Provided data.
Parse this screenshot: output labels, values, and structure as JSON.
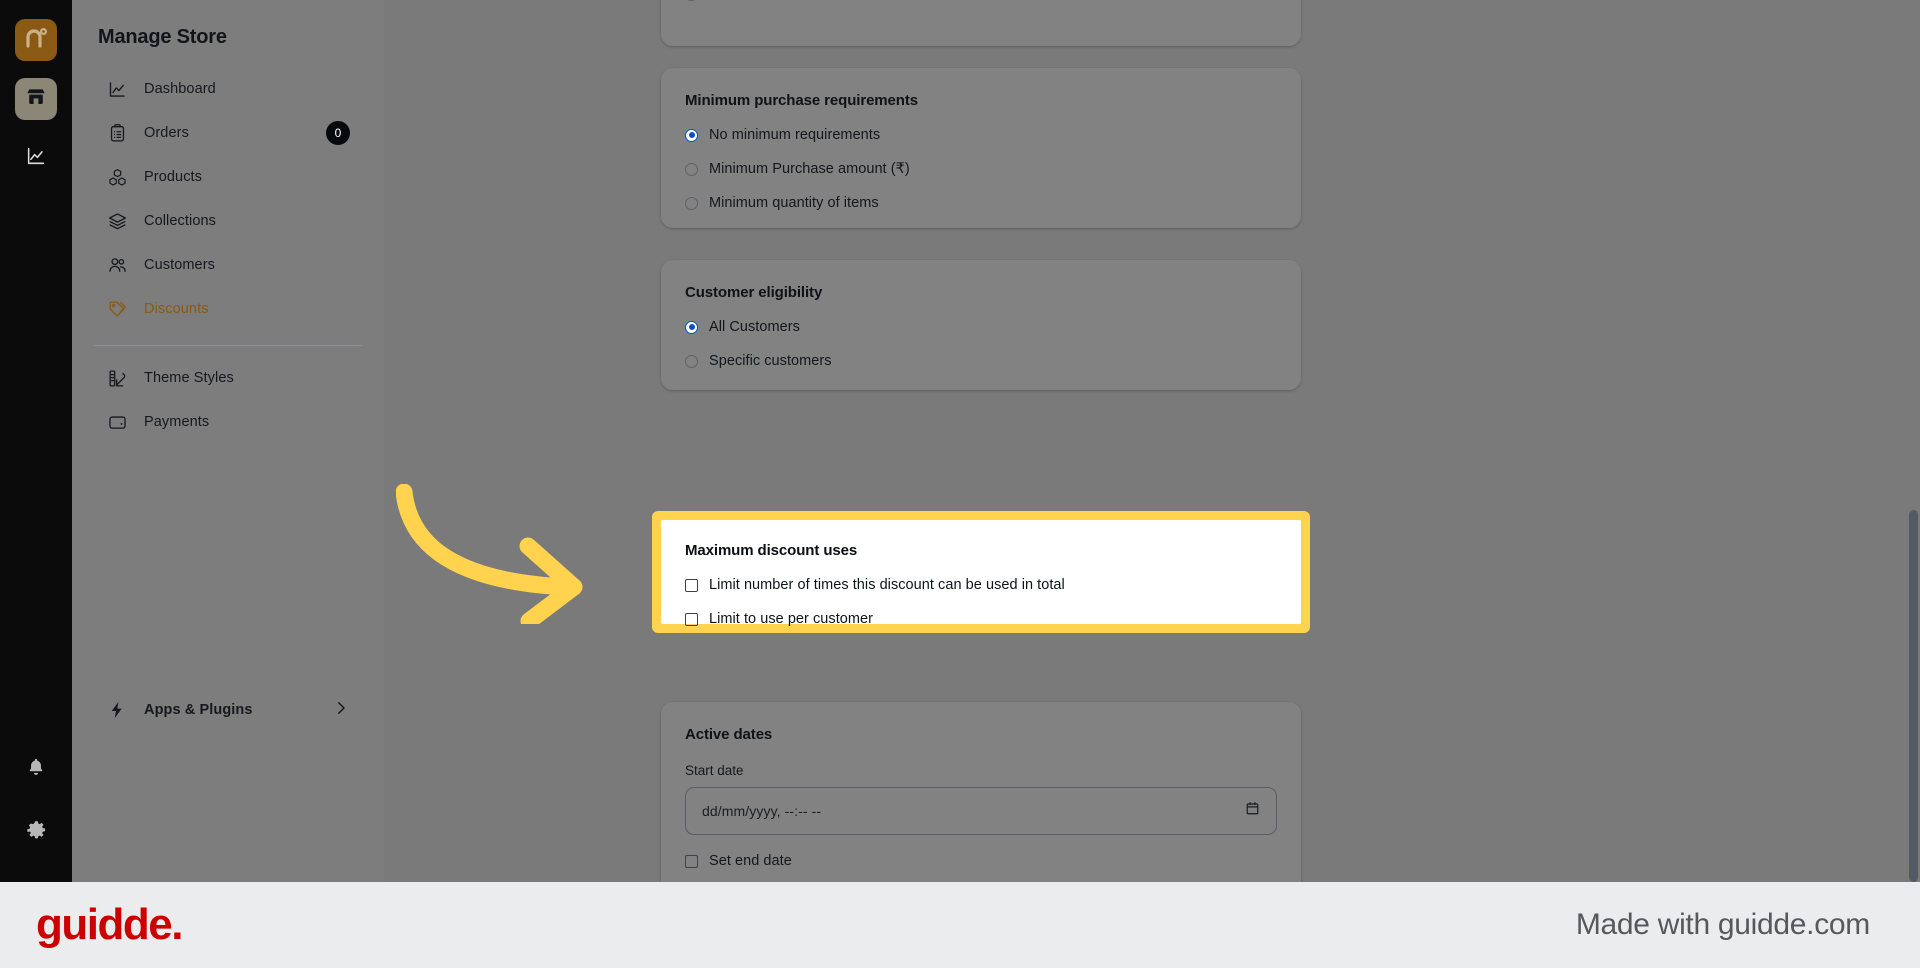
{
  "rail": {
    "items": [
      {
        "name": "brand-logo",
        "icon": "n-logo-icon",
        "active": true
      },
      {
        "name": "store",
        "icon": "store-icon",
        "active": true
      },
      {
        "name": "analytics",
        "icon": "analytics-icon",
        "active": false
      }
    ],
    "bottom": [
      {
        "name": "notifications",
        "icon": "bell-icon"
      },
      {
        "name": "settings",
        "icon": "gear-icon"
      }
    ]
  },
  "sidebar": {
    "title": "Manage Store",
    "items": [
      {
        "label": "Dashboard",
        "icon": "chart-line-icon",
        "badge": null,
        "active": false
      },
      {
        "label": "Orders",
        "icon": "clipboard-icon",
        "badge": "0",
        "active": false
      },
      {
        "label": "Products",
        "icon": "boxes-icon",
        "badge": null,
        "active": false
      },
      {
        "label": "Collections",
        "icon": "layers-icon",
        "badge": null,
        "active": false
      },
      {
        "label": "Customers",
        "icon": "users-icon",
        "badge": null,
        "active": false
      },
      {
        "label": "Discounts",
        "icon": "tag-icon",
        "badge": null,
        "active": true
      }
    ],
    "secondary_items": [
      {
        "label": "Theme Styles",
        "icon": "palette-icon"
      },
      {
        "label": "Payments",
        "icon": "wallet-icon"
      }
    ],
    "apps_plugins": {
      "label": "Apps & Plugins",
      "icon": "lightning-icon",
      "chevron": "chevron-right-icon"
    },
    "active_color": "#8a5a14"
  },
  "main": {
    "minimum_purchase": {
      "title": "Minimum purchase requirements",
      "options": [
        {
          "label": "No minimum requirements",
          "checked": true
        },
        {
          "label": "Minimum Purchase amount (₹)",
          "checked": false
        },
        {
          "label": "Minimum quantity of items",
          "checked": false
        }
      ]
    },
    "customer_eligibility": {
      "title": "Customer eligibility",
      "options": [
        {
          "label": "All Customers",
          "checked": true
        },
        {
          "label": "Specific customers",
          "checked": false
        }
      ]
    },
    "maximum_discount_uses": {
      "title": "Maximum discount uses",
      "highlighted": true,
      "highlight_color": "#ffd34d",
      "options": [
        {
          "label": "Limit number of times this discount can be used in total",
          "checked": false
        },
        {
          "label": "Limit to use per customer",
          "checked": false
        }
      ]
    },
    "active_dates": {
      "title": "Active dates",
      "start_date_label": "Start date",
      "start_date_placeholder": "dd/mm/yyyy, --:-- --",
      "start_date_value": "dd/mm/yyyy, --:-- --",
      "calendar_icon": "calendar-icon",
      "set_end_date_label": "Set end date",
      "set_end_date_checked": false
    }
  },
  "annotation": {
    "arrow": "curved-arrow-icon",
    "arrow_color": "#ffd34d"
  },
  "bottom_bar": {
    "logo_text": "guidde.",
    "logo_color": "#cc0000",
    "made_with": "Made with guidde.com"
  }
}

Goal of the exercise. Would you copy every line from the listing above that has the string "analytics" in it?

Task answer.
        "name": "analytics",
        "icon": "analytics-icon",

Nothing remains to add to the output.